Industriousness describes your persistence, need for achievement, and intensity of focus. People higher on industriousness usually organize their behavior around a few important long-term goals. People lower on industriousness are usually more focused on the present and will more easily change their focus when new opportunities appear.
Orderliness describes your need for regularity, order, and structure in your environment. People higher on orderliness prefer tidy, organized physical spaces, detailed schedules, and reliable routines. People lower on orderliness can tolerate more disorganization and prefer a more spontaneous, unstructured approach.
The graph below shows the average position of ESFJs and ENTJs along these dimensions of organizational style.
Most ESFJs and ENTJs share a similar organizational style.
ESFJs and ENTJs are usually systematic and highly organized. They like setting big, long-term goals and then creating detailed plans to accomplish them. ESFJs and ENTJs are generally good at ignoring distractions and making steady progress through consistent routines and habits.
As an ESFJ, you and most ENTJs share a natural drive to achieve and perform at a high level. Both of you enjoy setting goals and pushing yourselves to accomplish them, and you likely share an interest in self-improvement and productivity strategies. As a result, you and your ENTJ counterpart can fuel each other’s ambition and keep each other accountable as you work towards your long-term goals. However, between the two of you, nobody usually reminds you to slow down and enjoy the present.
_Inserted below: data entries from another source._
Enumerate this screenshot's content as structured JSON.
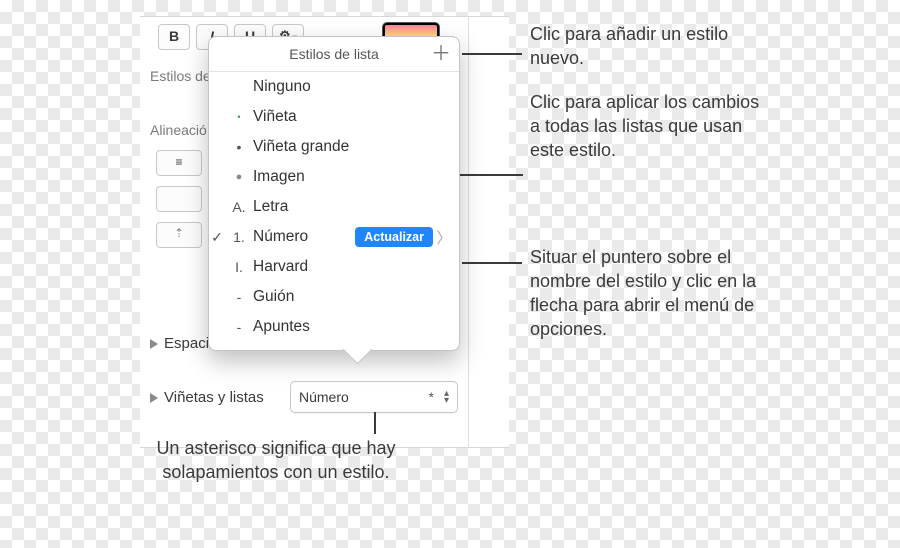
{
  "toolbar": {
    "bold": "B",
    "italic": "I",
    "underline": "U",
    "gear": "✻▾"
  },
  "sidebar": {
    "styles_label": "Estilos de",
    "align_label": "Alineació",
    "spacing_label": "Espaci",
    "bullets_label": "Viñetas y listas"
  },
  "dropdown": {
    "value": "Número",
    "asterisk": "*"
  },
  "popover": {
    "title": "Estilos de lista",
    "add": "＋",
    "update_label": "Actualizar",
    "items": [
      {
        "prefix": "",
        "label": "Ninguno"
      },
      {
        "prefix": "•",
        "label": "Viñeta",
        "prefix_color": "#2fa35a",
        "prefix_size": "9px"
      },
      {
        "prefix": "•",
        "label": "Viñeta grande"
      },
      {
        "prefix": "●",
        "label": "Imagen",
        "prefix_color": "#8b8b8b",
        "prefix_size": "11px"
      },
      {
        "prefix": "A.",
        "label": "Letra"
      },
      {
        "prefix": "1.",
        "label": "Número",
        "checked": true,
        "update": true,
        "arrow": true
      },
      {
        "prefix": "I.",
        "label": "Harvard"
      },
      {
        "prefix": "-",
        "label": "Guión"
      },
      {
        "prefix": "-",
        "label": "Apuntes"
      }
    ]
  },
  "callouts": {
    "add": "Clic para añadir un estilo nuevo.",
    "update": "Clic para aplicar los cambios a todas las listas que usan este estilo.",
    "arrow": "Situar el puntero sobre el nombre del estilo y clic en la flecha para abrir el menú de opciones.",
    "asterisk": "Un asterisco significa que hay solapamientos con un estilo."
  }
}
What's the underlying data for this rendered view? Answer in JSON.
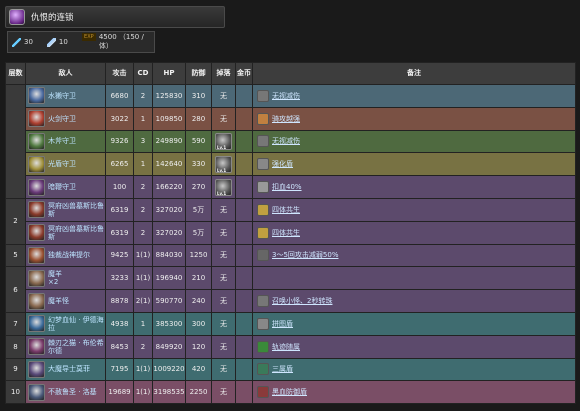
{
  "header": {
    "title": "仇恨的连锁"
  },
  "stats": {
    "attack": "30",
    "crystals": "10",
    "exp": "4500 （150 / 体）"
  },
  "table": {
    "headers": {
      "layer": "层数",
      "enemy": "敌人",
      "attack": "攻击",
      "cd": "CD",
      "hp": "HP",
      "defense": "防御",
      "drop": "掉落",
      "gold": "金币",
      "note": "备注"
    },
    "rows": [
      {
        "layer": "",
        "enemy": "水獭守卫",
        "attack": "6680",
        "cd": "2",
        "hp": "125830",
        "defense": "310",
        "drop": "无",
        "note": "无视减伤",
        "color": "c-blue",
        "av": "#4a6aa0",
        "ni": "#777"
      },
      {
        "layer": "",
        "enemy": "火剑守卫",
        "attack": "3022",
        "cd": "1",
        "hp": "109850",
        "defense": "280",
        "drop": "无",
        "note": "骑攻越强",
        "color": "c-brown",
        "av": "#b04030",
        "ni": "#c08040"
      },
      {
        "layer": "",
        "enemy": "木斧守卫",
        "attack": "9326",
        "cd": "3",
        "hp": "249890",
        "defense": "590",
        "drop": "",
        "dropLv": "Lv.1",
        "note": "无视减伤",
        "color": "c-green",
        "av": "#507a40",
        "ni": "#777"
      },
      {
        "layer": "",
        "enemy": "光盾守卫",
        "attack": "6265",
        "cd": "1",
        "hp": "142640",
        "defense": "330",
        "drop": "",
        "dropLv": "Lv.1",
        "note": "强化盾",
        "color": "c-olive",
        "av": "#a0903a",
        "ni": "#888"
      },
      {
        "layer": "",
        "enemy": "暗鞭守卫",
        "attack": "100",
        "cd": "2",
        "hp": "166220",
        "defense": "270",
        "drop": "",
        "dropLv": "Lv.1",
        "note": "扣血40%",
        "color": "c-purple",
        "av": "#6a3a7a",
        "ni": "#999"
      },
      {
        "layer": "2",
        "enemy": "冥府凶兽墓斯比鲁斯",
        "attack": "6319",
        "cd": "2",
        "hp": "327020",
        "defense": "5万",
        "drop": "无",
        "note": "四体共生",
        "color": "c-purple",
        "av": "#8a3a2a",
        "ni": "#c0a040"
      },
      {
        "layer": "",
        "enemy": "冥府凶兽墓斯比鲁斯",
        "attack": "6319",
        "cd": "2",
        "hp": "327020",
        "defense": "5万",
        "drop": "无",
        "note": "四体共生",
        "color": "c-purple",
        "av": "#8a3a2a",
        "ni": "#c0a040"
      },
      {
        "layer": "5",
        "enemy": "独裁战神提尔",
        "attack": "9425",
        "cd": "1(1)",
        "hp": "884030",
        "defense": "1250",
        "drop": "无",
        "note": "3～5回攻击减弱50%",
        "color": "c-purple",
        "av": "#9a5030",
        "ni": "#666"
      },
      {
        "layer": "6",
        "enemy": "魔羊\n×2",
        "attack": "3233",
        "cd": "1(1)",
        "hp": "196940",
        "defense": "210",
        "drop": "无",
        "note": "",
        "color": "c-purple",
        "av": "#8a6a50",
        "ni": ""
      },
      {
        "layer": "",
        "enemy": "魔羊怪",
        "attack": "8878",
        "cd": "2(1)",
        "hp": "590770",
        "defense": "240",
        "drop": "无",
        "note": "召唤小怪、2秒转珠",
        "color": "c-purple",
        "av": "#8a6a50",
        "ni": "#777"
      },
      {
        "layer": "7",
        "enemy": "幻梦血仙 · 伊德海拉",
        "attack": "4938",
        "cd": "1",
        "hp": "385300",
        "defense": "300",
        "drop": "无",
        "note": "拼图盾",
        "color": "c-teal",
        "av": "#3a6a9a",
        "ni": "#888"
      },
      {
        "layer": "8",
        "enemy": "棘刃之猫 · 布伦希尔德",
        "attack": "8453",
        "cd": "2",
        "hp": "849920",
        "defense": "120",
        "drop": "无",
        "note": "轨迹随属",
        "color": "c-purple",
        "av": "#7a3a6a",
        "ni": "#3a8a3a"
      },
      {
        "layer": "9",
        "enemy": "大魔导士莫菲",
        "attack": "7195",
        "cd": "1(1)",
        "hp": "1009220",
        "defense": "420",
        "drop": "无",
        "note": "三属盾",
        "color": "c-teal",
        "av": "#5a4a7a",
        "ni": "#3a7a5a"
      },
      {
        "layer": "10",
        "enemy": "不赦鲁圣 · 洛基",
        "attack": "19689",
        "cd": "1(1)",
        "hp": "3198535",
        "defense": "2250",
        "drop": "无",
        "note": "黑血防御盾",
        "color": "c-pink",
        "av": "#4a5a7a",
        "ni": "#8a3a3a"
      }
    ]
  }
}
Similarly, ESFJs and ENTJs tend to be neat, tidy, and organized. You both rely on high amounts of structure and routine and compared to most people, you have lower tolerances for messiness and disorder. With a few exceptions, both of you stick closely to most social conventions and feel uncomfortable straying from them.
Most people have complex personalities and don’t fall into a single personality type.
With TraitLab’s comprehensive analyses of your traits, strengths, and interests, you can see how your personality compares to all 16 types. Start building your personality profile by creating a free account today.
For comparisons between ESFJs and other types from the 16 Personality typology, visit any of the type pairings below:
For comparisons between ESFJs and other Enneagram types, visit any of the type pairings below: